Historic Preservation

Posted June 1, 2020
  • The Mitchell/Giurgola Liberty Bell Pavilion, Exterior View, no date

    Photo credit: the Architectural Archives, University of Pennsylvania

  • A view down the nave-like hallway of the Pavilion

    Photo credit: Jack Boucher, HABS Survey PA-6712

  • A view of the Liberty Bell through a glass window of the Pavilion

    Photo credit: Jack Boucher, HABS Survey PA-6712

  • Frank Matero, Chair of the Graduate Program in Historic Preservation

Closing Out Preservation Month with Frank Matero

In honor of National Preservation Month, the Preservation Alliance for Greater Philadelphia is featuring 31 historic preservation leaders in Philadelphia and the local buildings that have inspired them. To finish up the month, the Preservation Alliance highlighted the Chair of the Graduate Program in Historic Preservation Frank Matero and his choice: The [former] Liberty Bell Pavilion on Independence Mall, demolished in 1998. Read Frank's words on the lasting impression that Mitchell/Giurgola's Pavilion had on him as a student as well as its impact on greater exhibition design below.

For generations of tourists, any visit to Philadelphia included the requisite pilgrimage to the icons of democracy including the Liberty Bell. But the country’s Bicentennial offered a fresh face to that history. As a first year grad student in Columbia University’s Historic Preservation program, our trip to Philadelphia in 1976 was memorable including Venturi Scott Brown’s Franklin Court and Mitchell/Giurgola’s Liberty Bell Pavilion. That first image of the sleek granite and glass box stayed with me far longer than the bell it housed or even the very buildings the park celebrated. Years later, now a Philadelphia resident, the demolition of the pavilion sparked my interest into how this small gem came to be and then vanished overnight.

Since its removal from public service almost 100 years after its creation, the Liberty Bell has been on public display. Perhaps not surprising for a physical symbol of such exalted ideals as liberty, freedom, and independence, the Bell has always been displayed as artifact; a secular relic whose physical presence is proof of the events it signaled and witnessed. As early as 1874 and again in 1924 and the 1960s, a separate structure was proposed to house the bell, however these were all abandoned leaving the bell in its cramped space in Independence Hall stair tower. In 1969 during planning for the Bicentennial, NPS officials believed the expected number of tourists could not be accommodated in the small space. Again they proposed that the Bell be moved to a new visitor center a few blocks away. The opposition to this plan resulted in the Mitchell/Giurgola pavilion located on Independence Mall directly in front of the Bell’s original location. Aldo Giurgola’s design for the Liberty Bell Pavilion was misunderstood by the public from the beginning. The most visible of all the new projects included in the Bicentennial make-over of Independence National Historical Park, the architects conceived and built the structure in record time in a little over one year.
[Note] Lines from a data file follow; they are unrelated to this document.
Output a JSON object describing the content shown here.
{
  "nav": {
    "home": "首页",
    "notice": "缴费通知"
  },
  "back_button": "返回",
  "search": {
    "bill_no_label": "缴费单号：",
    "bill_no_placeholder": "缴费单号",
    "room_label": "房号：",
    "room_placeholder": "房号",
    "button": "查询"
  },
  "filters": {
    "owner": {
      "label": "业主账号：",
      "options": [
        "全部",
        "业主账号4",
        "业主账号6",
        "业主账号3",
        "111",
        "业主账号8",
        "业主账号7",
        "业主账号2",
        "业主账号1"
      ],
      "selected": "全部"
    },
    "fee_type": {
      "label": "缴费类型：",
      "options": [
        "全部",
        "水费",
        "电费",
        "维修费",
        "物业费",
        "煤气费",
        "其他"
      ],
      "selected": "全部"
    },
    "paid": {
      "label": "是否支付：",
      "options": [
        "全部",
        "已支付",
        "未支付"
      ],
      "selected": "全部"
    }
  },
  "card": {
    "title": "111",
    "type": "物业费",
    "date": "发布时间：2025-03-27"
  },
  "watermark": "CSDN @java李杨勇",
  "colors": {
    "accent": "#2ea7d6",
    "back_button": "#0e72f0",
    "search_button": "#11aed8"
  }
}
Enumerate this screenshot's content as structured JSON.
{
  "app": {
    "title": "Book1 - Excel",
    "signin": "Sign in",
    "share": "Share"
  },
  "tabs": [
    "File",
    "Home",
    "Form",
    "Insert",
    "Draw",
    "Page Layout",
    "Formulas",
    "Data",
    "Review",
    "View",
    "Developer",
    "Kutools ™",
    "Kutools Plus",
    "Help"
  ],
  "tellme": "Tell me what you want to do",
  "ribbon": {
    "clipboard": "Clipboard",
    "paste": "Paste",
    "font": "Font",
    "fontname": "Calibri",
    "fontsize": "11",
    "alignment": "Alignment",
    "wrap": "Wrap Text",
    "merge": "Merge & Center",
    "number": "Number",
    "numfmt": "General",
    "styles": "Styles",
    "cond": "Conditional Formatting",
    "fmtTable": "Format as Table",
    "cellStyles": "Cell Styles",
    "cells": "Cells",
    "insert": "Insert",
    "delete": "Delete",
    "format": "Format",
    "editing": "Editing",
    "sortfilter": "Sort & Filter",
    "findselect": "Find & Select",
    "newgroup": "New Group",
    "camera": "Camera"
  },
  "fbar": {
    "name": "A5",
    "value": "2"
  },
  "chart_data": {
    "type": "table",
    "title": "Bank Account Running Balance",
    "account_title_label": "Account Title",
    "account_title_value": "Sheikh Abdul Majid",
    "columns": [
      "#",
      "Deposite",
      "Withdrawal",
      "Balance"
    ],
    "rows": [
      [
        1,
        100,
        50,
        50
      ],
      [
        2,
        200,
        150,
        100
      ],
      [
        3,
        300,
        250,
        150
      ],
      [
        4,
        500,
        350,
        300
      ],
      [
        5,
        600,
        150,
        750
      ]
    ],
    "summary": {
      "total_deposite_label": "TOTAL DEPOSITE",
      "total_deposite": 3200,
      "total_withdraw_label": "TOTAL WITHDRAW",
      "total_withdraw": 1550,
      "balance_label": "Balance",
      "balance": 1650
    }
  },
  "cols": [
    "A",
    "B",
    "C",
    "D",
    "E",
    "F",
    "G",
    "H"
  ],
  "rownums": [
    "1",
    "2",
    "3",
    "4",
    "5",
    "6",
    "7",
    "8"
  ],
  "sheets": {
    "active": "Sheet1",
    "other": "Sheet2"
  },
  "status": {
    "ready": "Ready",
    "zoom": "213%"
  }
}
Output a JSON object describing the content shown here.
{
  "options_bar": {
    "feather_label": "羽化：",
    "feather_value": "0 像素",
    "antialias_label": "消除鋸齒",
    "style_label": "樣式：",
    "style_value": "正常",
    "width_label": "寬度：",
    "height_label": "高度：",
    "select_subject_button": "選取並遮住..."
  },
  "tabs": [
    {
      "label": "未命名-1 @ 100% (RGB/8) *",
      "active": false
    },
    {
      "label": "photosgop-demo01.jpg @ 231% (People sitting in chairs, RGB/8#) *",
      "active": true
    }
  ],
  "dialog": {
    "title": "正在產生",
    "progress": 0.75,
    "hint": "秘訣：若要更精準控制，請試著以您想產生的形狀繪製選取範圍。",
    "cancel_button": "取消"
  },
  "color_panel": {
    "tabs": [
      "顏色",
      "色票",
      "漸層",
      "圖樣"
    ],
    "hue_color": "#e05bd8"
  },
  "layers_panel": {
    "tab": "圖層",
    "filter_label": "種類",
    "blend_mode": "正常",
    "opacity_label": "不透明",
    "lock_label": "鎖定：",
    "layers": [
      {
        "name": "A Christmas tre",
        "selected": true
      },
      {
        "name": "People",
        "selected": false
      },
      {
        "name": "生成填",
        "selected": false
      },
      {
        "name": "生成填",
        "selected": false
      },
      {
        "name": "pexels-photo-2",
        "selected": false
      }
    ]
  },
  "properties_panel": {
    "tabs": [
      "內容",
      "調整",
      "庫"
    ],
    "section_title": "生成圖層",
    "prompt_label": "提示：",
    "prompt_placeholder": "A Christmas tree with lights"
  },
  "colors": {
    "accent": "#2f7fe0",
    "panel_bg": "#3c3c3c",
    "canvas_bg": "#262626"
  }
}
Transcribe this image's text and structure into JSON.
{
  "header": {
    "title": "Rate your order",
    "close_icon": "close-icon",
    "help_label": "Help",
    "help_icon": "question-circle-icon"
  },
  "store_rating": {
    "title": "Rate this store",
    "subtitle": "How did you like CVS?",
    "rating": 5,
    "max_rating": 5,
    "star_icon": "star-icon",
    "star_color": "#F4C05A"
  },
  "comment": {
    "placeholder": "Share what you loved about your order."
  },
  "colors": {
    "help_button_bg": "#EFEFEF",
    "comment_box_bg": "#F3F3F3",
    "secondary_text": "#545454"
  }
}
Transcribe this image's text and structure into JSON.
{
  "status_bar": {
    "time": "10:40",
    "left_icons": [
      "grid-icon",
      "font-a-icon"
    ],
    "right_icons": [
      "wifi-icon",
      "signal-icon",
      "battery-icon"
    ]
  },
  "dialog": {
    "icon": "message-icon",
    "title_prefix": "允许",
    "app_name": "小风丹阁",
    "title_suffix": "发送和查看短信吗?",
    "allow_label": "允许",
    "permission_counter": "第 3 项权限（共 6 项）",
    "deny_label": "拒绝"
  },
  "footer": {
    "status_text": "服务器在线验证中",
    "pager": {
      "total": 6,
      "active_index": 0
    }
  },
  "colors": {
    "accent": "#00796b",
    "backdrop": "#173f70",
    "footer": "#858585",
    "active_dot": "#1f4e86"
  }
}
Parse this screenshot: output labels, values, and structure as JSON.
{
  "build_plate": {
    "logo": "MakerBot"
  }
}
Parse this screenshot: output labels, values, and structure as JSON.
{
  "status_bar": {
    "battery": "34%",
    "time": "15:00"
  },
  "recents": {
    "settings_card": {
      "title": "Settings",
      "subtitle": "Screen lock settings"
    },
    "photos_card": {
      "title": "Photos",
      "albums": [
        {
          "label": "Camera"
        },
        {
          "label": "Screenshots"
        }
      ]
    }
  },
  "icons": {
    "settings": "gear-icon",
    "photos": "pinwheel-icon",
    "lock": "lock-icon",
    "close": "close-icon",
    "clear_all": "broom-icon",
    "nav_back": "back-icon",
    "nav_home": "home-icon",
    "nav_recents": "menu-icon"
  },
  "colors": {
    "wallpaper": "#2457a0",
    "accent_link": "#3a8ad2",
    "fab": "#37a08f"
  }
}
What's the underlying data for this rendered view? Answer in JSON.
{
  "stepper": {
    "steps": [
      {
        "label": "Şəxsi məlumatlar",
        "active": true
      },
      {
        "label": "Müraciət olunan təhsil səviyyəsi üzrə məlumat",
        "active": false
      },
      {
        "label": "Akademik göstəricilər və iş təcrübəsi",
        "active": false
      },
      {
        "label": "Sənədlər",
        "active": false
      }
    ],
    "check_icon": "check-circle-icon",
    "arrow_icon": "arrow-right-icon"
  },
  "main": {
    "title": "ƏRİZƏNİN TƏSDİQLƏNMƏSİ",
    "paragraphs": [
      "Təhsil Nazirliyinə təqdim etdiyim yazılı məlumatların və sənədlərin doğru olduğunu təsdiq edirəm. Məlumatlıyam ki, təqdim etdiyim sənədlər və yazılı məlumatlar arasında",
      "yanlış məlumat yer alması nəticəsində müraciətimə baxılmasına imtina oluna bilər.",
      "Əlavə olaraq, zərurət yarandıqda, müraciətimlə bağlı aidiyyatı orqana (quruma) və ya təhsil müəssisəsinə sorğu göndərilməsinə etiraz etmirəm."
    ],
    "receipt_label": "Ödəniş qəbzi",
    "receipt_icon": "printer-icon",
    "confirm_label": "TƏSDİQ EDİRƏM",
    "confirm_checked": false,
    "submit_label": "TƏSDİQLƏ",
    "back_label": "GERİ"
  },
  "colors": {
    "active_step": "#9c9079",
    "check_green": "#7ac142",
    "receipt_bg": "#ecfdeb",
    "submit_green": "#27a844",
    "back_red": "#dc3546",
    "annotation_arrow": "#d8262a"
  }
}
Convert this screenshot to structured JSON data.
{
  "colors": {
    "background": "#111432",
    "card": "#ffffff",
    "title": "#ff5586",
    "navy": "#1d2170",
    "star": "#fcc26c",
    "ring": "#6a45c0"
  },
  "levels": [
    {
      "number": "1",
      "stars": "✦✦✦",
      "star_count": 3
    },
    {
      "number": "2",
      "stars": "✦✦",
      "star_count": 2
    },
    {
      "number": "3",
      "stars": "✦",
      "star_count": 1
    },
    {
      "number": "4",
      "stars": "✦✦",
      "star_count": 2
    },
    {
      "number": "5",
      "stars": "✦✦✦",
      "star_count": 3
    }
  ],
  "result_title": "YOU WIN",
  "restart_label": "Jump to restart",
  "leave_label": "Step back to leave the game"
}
Reversing over 100 years of exalted presentation, Giurgola literally brought the bell down to earth, mounting it on a simple pair of stanchions and placing it in a low transparent pavilion in a garden with a simultaneous view to Independence Hall. Transparency allowed the icon to be visible continuously to the public, much like crystal reliquaries in the Middle Ages. Program dictated plan whereby visitors were first brought through an entry vestibule into a waiting hall and down a nave-like corridor until finally coming to the bell chamber. The pavilion’s dumbbell axiality was both functional and psychologically effective in building visitor expectations. Information on site was kept to a minimum; interpretation was largely verbal and the emotional experience of seeing and touching the Bell was dominant. As realized, the elegant structure was built of materials in concert with the pavilion’s eighteenth century context—American granite, oak, lead-coated copper, glass and plaster. The complex roof articulated the interior space while providing shelter for the lines of visitors waiting outside to enter. Progressive Architecture summed up the intent of the designers by describing the pavilion as “…a simple, reticent space that does not draw attention to itself, but directs it to the Liberty Bell and Independence Mall which, after all, are what one comes to see.”

In 1998, as part of a larger effort to re-envision Independence Mall, the Liberty Bell was relocated to a new home on the green which expanded interpretation into a full museum exhibition on the Bell’s history and its symbolism. Giurgola’s late modernist box was demolished in favor of a new form for a new program and display. His installation set a standard of exhibition that summed up an entire generation’s approach to display favoring experience over interpretation. His pavilion was in effect an open-ended memory container which invited visitors to bring their own interpretations to the concepts of liberty as delivered up in the presence of this great American icon